A report published Tuesday by a British newspaper sent shockwaves across the world. The Independent story, entitled "The demise of the dollar," claimed that several key governments around the world were conspiring in secret meetings to stop trading oil in U.S. federal reserve notes.
“The International Monetary Fund was the surprise winner at the last summit of the Group of 20 leaders, which agreed to quadruple the organization's resources to $1 trillion,” the Wall Street Journal reported September 23. At this week's summit in Pittsburgh, the Journal predicted, “The G-20 is likely to give the IMF an additional job: Monitoring whether nations are changing their economic policies to promote long-term growth."
While the U.S. Border Patrol has its hands full trying to stop the flow of illegal aliens into our country, a Duke University professor says the nation is in danger of losing too many legal immigrants to their native homelands.
Switzerland overtook the United States as the most competitive economy in the world, according to the global competitiveness index released this week by the World Economic Forum (WEF).
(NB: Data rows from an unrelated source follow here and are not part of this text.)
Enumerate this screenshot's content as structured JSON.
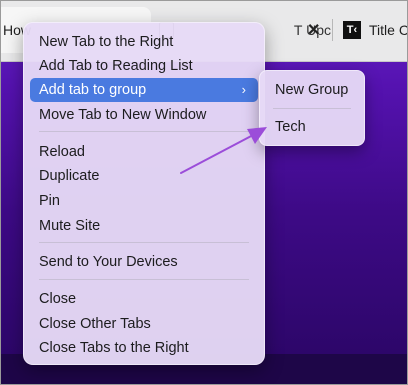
{
  "tabs": [
    {
      "title": "How"
    },
    {
      "title": "T Upc",
      "close": "✕"
    },
    {
      "favicon": "T‹",
      "title": "Title C"
    }
  ],
  "context_menu": {
    "items": [
      "New Tab to the Right",
      "Add Tab to Reading List",
      "Add tab to group",
      "Move Tab to New Window",
      "Reload",
      "Duplicate",
      "Pin",
      "Mute Site",
      "Send to Your Devices",
      "Close",
      "Close Other Tabs",
      "Close Tabs to the Right"
    ],
    "active_item": "Add tab to group",
    "submenu_arrow": "›"
  },
  "submenu": {
    "items": [
      "New Group",
      "Tech"
    ]
  },
  "annotation": {
    "icon": "arrow-pointer-icon",
    "color": "#9b4dd9"
  }
}
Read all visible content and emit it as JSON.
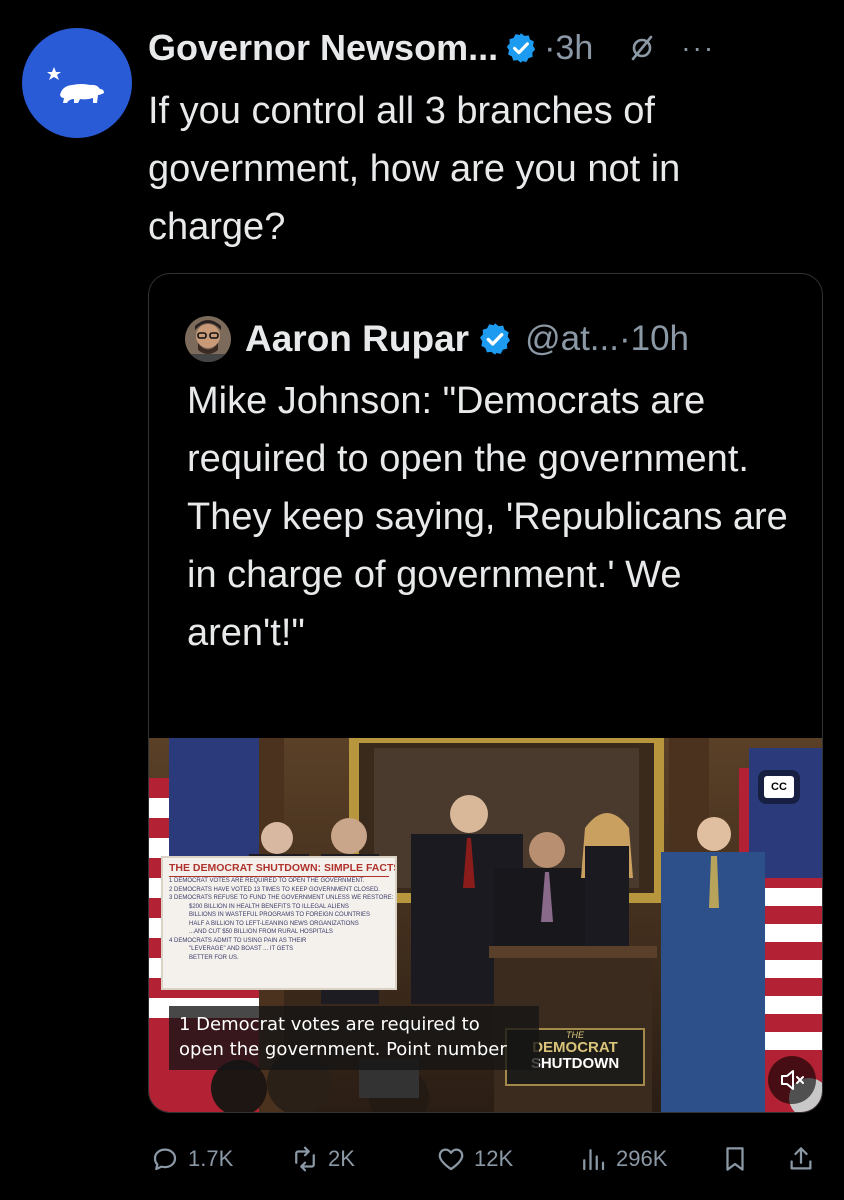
{
  "post": {
    "author_name": "Governor Newsom...",
    "time": "·3h",
    "more_label": "···",
    "text": "If you control all 3 branches of government, how are you not in charge?"
  },
  "quote": {
    "author_name": "Aaron Rupar",
    "handle": "@at...·10h",
    "text": "Mike Johnson: \"Democrats are required to open the government. They keep saying, 'Republicans are in charge of government.' We aren't!\""
  },
  "video": {
    "cc_label": "CC",
    "caption": "1 Democrat votes are required to open the government. Point number",
    "poster_title": "THE DEMOCRAT SHUTDOWN: SIMPLE FACTS",
    "poster_lines": [
      "1 DEMOCRAT VOTES ARE REQUIRED TO OPEN THE GOVERNMENT.",
      "2 DEMOCRATS HAVE VOTED 13 TIMES TO KEEP GOVERNMENT CLOSED.",
      "3 DEMOCRATS REFUSE TO FUND THE GOVERNMENT UNLESS WE RESTORE:",
      "$200 BILLION IN HEALTH BENEFITS TO ILLEGAL ALIENS",
      "BILLIONS IN WASTEFUL PROGRAMS TO FOREIGN COUNTRIES",
      "HALF A BILLION TO LEFT-LEANING NEWS ORGANIZATIONS",
      "...AND CUT $50 BILLION FROM RURAL HOSPITALS",
      "4 DEMOCRATS ADMIT TO USING PAIN AS THEIR",
      "\"LEVERAGE\" AND BOAST ... IT GETS",
      "BETTER FOR US."
    ],
    "sign_the": "THE",
    "sign_democrat": "DEMOCRAT",
    "sign_shutdown": "SHUTDOWN"
  },
  "actions": {
    "replies": "1.7K",
    "reposts": "2K",
    "likes": "12K",
    "views": "296K"
  },
  "colors": {
    "background": "#000000",
    "text": "#e7e9ea",
    "muted": "#8b98a5",
    "verified": "#1d9bf0",
    "avatar": "#2a5bd7",
    "border": "#2f3336"
  }
}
Though data shows that the U.S. economy only shrank at a one-percent annual rate during the second quarter of the 2009 calendar year, according to “preliminary” data released July 31 by the U.S. Commerce Department’s Bureau of Economic Analysis (BEA), that number may be unrealistically low, owing to government involvement in the markets.